Some have faulted Woolrich for an over-reliance on coincidence as plot device. But this reviewer sees that merely as literary nit-picking. The willing suspension of disbelief is essential to virtually all mystery or cloak and dagger tales. Accepting it in Woolrich’s writing takes nothing away from the enjoyment of being caught up in the wicked webs he weaves to engulf both his characters and his readers in deliciously torturous situations.
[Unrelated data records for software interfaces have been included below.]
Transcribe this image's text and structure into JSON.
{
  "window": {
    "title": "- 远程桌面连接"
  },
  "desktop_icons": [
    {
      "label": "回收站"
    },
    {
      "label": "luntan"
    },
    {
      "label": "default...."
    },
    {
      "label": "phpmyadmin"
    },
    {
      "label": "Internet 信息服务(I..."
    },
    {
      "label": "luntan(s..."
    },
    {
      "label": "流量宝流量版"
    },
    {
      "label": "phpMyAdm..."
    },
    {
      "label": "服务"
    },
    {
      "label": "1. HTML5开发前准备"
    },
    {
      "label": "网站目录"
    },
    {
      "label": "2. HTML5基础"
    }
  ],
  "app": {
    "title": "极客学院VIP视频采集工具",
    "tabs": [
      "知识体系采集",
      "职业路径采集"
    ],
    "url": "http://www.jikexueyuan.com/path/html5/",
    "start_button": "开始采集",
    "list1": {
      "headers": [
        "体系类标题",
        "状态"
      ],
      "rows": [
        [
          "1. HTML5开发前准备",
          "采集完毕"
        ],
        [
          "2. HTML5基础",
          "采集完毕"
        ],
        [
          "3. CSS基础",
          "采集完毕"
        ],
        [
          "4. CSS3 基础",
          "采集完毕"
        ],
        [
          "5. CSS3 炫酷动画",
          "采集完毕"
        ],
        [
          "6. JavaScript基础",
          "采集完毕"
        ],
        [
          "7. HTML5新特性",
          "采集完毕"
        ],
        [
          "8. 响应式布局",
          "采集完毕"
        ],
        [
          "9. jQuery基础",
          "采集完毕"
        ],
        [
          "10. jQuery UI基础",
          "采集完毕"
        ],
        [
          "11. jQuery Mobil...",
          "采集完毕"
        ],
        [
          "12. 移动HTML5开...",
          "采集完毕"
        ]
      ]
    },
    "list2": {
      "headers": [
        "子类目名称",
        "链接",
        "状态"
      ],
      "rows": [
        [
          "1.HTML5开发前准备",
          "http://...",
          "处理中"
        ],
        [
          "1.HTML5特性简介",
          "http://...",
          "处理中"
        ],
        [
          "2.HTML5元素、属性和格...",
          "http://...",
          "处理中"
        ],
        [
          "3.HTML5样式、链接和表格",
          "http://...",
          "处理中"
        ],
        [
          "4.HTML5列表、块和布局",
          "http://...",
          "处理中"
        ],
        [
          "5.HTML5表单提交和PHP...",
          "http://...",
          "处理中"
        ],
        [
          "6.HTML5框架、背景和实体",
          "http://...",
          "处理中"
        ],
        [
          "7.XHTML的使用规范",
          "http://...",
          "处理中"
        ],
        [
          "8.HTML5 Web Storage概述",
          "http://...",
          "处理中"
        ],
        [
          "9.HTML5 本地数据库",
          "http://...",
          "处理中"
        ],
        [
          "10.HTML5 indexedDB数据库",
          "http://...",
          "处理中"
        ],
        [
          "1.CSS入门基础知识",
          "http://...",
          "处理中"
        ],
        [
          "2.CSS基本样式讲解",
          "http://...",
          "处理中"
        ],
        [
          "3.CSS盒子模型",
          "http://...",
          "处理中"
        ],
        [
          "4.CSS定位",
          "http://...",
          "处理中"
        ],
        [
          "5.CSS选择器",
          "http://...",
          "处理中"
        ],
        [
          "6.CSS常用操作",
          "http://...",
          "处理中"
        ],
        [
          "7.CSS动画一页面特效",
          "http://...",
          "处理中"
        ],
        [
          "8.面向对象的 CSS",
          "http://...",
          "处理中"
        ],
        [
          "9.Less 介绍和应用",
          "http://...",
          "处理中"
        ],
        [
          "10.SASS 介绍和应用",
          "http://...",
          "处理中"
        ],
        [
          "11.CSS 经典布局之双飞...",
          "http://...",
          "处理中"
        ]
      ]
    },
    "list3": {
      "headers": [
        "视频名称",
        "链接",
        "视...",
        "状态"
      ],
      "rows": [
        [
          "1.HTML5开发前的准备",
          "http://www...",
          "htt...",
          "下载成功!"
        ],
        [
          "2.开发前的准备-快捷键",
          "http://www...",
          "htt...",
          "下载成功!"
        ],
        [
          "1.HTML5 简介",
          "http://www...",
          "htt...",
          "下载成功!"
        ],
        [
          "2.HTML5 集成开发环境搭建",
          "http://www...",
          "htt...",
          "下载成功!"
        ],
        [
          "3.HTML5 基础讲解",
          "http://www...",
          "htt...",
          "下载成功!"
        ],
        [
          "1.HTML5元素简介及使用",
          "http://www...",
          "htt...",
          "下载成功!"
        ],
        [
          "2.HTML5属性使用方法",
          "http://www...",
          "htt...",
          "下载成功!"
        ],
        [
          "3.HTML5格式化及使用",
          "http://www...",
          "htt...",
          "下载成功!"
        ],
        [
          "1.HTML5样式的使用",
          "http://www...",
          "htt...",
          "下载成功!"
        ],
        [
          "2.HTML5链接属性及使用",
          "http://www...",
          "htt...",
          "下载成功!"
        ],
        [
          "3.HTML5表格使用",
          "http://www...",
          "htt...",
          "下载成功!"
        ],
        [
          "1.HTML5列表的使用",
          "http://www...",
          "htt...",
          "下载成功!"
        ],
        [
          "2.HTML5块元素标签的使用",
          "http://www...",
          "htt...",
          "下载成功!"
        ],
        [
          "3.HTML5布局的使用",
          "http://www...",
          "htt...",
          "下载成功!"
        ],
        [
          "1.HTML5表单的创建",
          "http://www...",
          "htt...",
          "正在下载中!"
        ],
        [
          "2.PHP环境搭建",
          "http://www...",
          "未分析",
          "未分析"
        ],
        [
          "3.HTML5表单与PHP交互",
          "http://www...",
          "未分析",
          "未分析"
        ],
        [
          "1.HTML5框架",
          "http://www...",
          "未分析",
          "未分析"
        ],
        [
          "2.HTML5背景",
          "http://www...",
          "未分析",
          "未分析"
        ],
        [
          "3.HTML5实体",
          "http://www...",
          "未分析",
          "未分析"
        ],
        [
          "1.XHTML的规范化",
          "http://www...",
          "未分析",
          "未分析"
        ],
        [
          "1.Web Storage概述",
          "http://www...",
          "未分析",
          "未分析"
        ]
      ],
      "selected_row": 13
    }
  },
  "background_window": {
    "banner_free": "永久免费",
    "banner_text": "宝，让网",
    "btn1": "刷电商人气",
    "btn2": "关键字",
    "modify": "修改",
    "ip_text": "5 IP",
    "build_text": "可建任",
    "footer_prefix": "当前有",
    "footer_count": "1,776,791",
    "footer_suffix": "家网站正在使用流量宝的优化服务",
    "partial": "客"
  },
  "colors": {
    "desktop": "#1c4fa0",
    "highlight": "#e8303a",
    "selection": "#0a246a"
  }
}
Cornell Woolrich’s life was often as macabre as some of his stories. Why did his marriage end mere weeks after it began? What was the mother like that he lived with until her death? Why did he keep wearing a shoe too small for his foot that eventually gave him gangrene and caused him to lose his leg? Why did the creator of so many successful novels and stories wind up dying as a virtual recluse, nearly penniless and alone? ¬†To find the answers you can look into his life in the search engines or the biographies. To find out why he is regarded as one of the most renowned writers of crime and noir, you need only read one of his novels. The Fiction Fortune Hunter hopes you do.